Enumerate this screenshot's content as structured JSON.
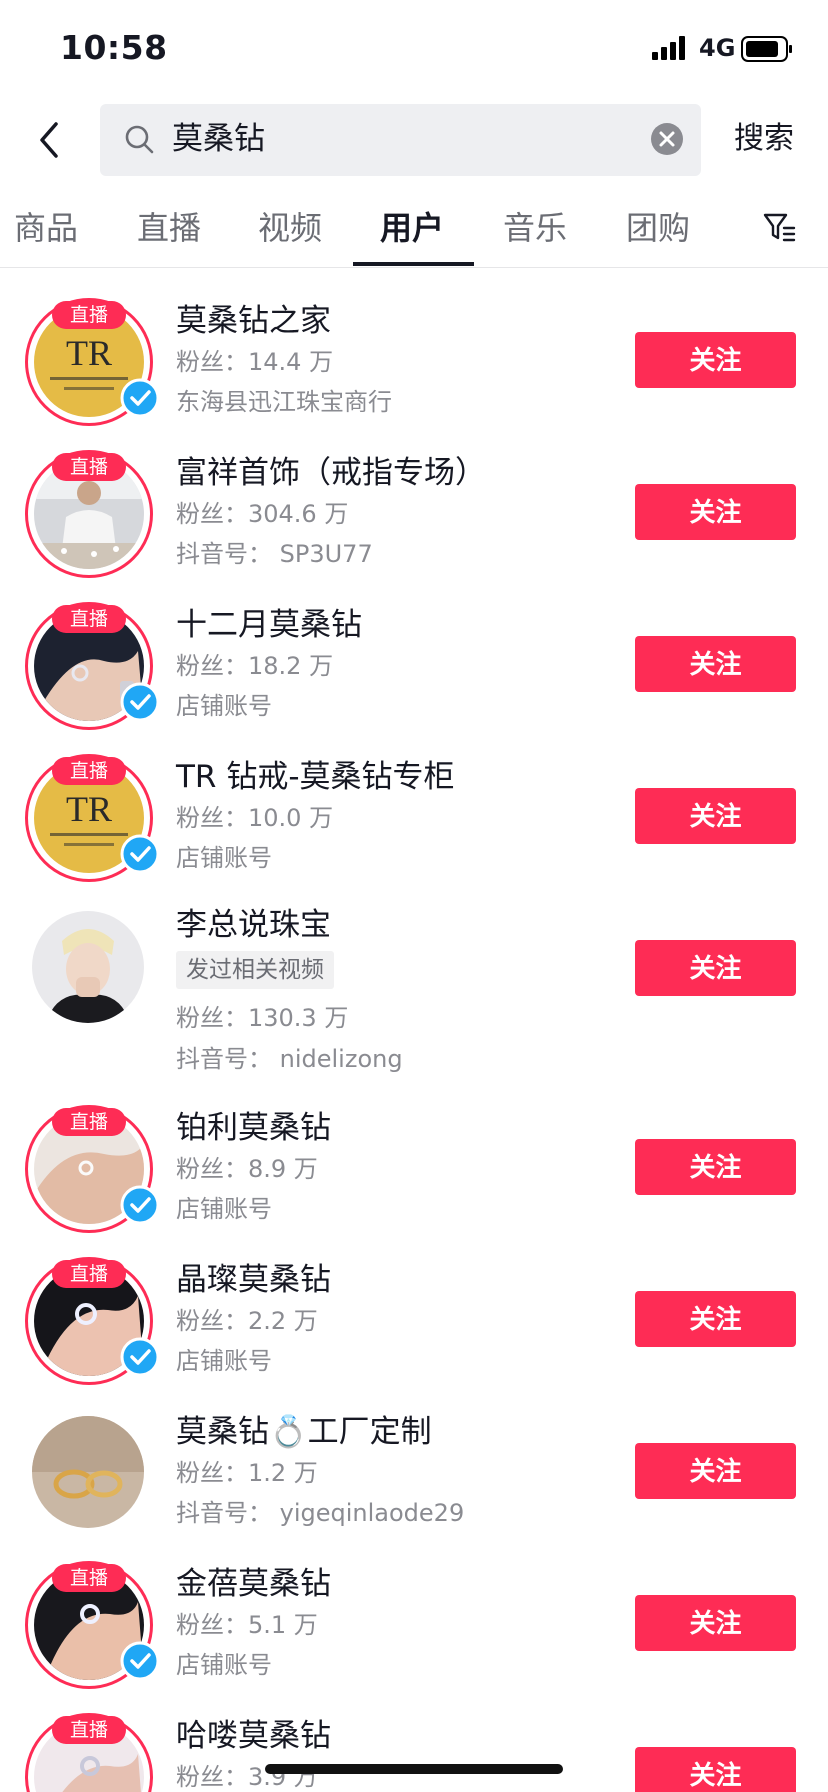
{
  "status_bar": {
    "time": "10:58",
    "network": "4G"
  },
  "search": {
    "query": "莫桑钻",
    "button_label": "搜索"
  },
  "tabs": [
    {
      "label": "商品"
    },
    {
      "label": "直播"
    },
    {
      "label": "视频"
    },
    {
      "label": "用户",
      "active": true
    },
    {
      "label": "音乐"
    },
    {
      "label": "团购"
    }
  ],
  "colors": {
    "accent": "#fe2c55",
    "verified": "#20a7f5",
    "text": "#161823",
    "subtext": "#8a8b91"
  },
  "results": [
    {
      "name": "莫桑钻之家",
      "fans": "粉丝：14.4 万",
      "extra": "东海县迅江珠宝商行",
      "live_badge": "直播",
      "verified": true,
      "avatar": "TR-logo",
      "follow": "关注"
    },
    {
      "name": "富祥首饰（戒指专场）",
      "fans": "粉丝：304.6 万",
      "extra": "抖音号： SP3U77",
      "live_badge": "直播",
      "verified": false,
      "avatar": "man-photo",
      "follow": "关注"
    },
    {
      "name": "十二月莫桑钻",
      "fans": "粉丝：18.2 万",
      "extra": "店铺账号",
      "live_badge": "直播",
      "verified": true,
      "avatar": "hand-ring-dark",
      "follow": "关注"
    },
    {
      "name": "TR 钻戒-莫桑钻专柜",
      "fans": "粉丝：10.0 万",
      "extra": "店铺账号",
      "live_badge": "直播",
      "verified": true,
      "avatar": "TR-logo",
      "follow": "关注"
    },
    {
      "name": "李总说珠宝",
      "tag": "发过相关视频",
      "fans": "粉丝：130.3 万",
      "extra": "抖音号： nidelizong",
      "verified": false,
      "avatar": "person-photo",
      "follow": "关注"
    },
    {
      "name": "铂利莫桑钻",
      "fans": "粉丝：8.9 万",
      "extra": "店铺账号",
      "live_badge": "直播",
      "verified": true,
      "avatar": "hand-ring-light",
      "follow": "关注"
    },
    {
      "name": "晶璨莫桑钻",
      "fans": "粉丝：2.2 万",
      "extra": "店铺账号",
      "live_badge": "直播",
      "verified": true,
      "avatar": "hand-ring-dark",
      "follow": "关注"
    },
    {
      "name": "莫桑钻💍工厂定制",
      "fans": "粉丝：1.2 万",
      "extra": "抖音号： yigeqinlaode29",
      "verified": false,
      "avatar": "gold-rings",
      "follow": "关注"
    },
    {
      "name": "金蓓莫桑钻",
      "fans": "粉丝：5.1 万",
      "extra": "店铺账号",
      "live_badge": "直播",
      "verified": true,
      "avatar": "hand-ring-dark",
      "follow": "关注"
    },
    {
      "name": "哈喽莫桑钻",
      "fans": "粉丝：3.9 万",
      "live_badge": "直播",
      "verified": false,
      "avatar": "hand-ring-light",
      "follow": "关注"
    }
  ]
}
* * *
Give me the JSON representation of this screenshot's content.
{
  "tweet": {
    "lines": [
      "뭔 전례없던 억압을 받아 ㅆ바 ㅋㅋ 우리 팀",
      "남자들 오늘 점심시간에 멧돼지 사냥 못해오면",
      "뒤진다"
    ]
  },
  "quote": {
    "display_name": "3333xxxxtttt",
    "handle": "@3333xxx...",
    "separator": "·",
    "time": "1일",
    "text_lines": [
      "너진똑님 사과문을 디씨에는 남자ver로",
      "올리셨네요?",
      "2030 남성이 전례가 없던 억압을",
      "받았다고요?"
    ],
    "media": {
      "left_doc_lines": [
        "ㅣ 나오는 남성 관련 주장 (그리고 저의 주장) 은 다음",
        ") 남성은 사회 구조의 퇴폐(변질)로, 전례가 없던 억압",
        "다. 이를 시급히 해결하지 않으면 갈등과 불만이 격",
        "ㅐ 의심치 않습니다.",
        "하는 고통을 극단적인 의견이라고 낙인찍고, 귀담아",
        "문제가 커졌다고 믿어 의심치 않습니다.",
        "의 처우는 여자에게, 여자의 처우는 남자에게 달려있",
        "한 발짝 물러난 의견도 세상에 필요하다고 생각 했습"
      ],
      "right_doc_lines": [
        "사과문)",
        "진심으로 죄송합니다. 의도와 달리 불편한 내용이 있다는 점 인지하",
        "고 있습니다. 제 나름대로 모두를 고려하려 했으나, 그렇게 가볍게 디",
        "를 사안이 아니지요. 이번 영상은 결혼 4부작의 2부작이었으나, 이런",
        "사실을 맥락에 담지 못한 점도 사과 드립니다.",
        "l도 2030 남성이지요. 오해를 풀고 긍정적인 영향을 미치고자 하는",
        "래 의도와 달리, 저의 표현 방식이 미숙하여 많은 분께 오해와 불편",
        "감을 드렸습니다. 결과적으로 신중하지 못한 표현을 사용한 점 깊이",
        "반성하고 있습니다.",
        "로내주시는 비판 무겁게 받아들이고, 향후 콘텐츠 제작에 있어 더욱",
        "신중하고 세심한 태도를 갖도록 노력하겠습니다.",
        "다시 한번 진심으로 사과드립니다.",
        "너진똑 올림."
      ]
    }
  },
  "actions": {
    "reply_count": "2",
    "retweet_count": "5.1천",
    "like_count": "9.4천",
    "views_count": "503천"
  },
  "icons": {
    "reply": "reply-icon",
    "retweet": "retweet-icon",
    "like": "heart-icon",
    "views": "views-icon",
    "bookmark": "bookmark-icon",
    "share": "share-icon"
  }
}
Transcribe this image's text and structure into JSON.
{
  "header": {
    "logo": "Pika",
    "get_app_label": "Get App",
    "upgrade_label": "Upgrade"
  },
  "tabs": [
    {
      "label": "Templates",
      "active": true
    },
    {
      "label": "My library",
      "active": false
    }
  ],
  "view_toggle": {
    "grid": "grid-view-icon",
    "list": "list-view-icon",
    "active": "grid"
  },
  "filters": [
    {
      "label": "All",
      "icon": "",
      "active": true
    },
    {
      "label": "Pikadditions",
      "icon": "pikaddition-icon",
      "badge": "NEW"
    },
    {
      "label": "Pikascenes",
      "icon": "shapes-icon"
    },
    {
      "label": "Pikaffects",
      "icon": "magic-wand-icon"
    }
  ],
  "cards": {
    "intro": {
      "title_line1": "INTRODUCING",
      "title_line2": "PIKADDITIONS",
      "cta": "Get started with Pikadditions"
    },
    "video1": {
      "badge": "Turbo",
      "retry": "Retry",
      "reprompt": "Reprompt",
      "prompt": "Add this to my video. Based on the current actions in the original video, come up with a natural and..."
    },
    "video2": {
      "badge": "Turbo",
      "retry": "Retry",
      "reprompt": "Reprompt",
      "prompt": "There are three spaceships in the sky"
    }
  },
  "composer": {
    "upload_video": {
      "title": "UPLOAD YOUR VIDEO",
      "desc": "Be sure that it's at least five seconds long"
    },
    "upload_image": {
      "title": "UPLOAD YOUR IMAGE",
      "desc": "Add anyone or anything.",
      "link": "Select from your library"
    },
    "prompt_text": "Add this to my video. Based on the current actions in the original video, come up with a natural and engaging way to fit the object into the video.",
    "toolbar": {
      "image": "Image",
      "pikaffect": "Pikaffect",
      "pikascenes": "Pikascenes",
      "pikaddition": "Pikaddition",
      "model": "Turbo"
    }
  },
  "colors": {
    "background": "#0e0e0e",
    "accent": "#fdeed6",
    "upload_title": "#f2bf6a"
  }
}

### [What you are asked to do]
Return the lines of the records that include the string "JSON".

### [Response below]
Enumerate this screenshot's content as structured JSON.
Give me the JSON representation of this screenshot's content.
Transcribe this image's text and structure into JSON.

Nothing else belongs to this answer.